US8347326Dec 18, 2007Jan 1, 2013The Nielsen Company (US)Identifying key media events and modeling causal relationships between key events and reported feelings
US8478732May 2, 2000Jul 2, 2013International Business Machines CorporationDatabase aliasing in information access system
US8489586 *Oct 26, 2010Jul 16, 2013Google Inc.Methods and systems for endorsing local search results
US8533130Nov 15, 2009Sep 10, 2013Dranias Development LlcUse of neural networks for annotating search results
US8533185Sep 22, 2008Sep 10, 2013Dranias Development LlcSearch engine graphical interface using maps of search terms and images
US8700618 *May 12, 2009Apr 15, 2014Covario, Inc.Tracking implicit trajectory of content sharing

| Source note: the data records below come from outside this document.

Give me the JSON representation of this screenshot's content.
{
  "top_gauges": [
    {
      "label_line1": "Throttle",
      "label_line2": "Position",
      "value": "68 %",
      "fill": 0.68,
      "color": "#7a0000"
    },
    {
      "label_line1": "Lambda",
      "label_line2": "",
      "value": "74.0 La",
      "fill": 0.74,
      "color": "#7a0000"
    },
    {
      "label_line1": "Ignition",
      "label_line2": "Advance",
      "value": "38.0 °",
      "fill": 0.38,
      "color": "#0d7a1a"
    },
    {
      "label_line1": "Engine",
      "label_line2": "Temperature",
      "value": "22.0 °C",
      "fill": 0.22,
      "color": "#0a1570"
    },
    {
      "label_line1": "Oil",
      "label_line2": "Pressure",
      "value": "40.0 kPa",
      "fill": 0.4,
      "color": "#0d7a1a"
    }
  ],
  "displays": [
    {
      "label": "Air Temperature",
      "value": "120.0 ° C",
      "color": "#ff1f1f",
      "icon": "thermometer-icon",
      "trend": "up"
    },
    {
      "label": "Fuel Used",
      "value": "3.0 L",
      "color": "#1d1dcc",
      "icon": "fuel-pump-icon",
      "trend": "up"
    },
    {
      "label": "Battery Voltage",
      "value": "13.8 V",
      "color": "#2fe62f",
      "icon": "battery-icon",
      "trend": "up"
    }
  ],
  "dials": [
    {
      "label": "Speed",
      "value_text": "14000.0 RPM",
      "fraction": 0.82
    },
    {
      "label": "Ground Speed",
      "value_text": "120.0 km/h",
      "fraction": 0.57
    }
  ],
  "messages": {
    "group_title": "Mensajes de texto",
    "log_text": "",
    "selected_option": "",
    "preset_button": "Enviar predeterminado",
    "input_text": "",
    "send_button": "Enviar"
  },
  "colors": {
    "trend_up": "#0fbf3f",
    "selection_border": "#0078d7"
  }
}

US8793715Nov 20, 2012Jul 29, 2014The Nielsen Company (Us), LlcIdentifying key media events and modeling causal relationships between key events and reported feelings
US20090132526 *Nov 19, 2008May 21, 2009Jong-Hun ParkContent recommendation apparatus and method using tag cloud
US20090282052 *May 12, 2009Nov 12, 2009Michael EvansTracking implicit trajectory of content sharing
US20110040741 *Oct 26, 2010Feb 17, 2011Google Inc.Methods and Systems for Endorsing Local Search Results
US20130013725 *Sep 14, 2012Jan 10, 2013Scheevel Mark RSystem and method for managing page variations in a page delivery cache
US20130024622 *Sep 14, 2012Jan 24, 2013Martin John HEvent-driven regeneration of pages for web-based applications
WO2005072405A2 *Jan 27, 2005Aug 11, 2005Gary RobinsonEnabling recommendations and community by massively-distributed nearest-neighbor searching
Classifications
U.S. Classification715/205, 709/203, 709/225, 709/224, 707/E17.111
International ClassificationG06F17/30
Cooperative ClassificationG06F17/30873
European ClassificationG06F17/30W3
Legal Events
DateCodeEventDescription
Apr 11, 2012FPAYFee payment
Year of fee payment: 12
Apr 11, 2008FPAYFee payment
Year of fee payment: 8
Mar 17, 2004FPAYFee payment
Year of fee payment: 4
Apr 2, 1997ASAssignment
Owner name: MICROSOFT CORPORATION, WASHINGTON
Free format text: ASSIGNMENT OF ASSIGNORS INTEREST;ASSIGNORS:PERKOWITZ, MICHAEL;BALL, JOHN E.;REEL/FRAME:008658/0687
Effective date: 19970401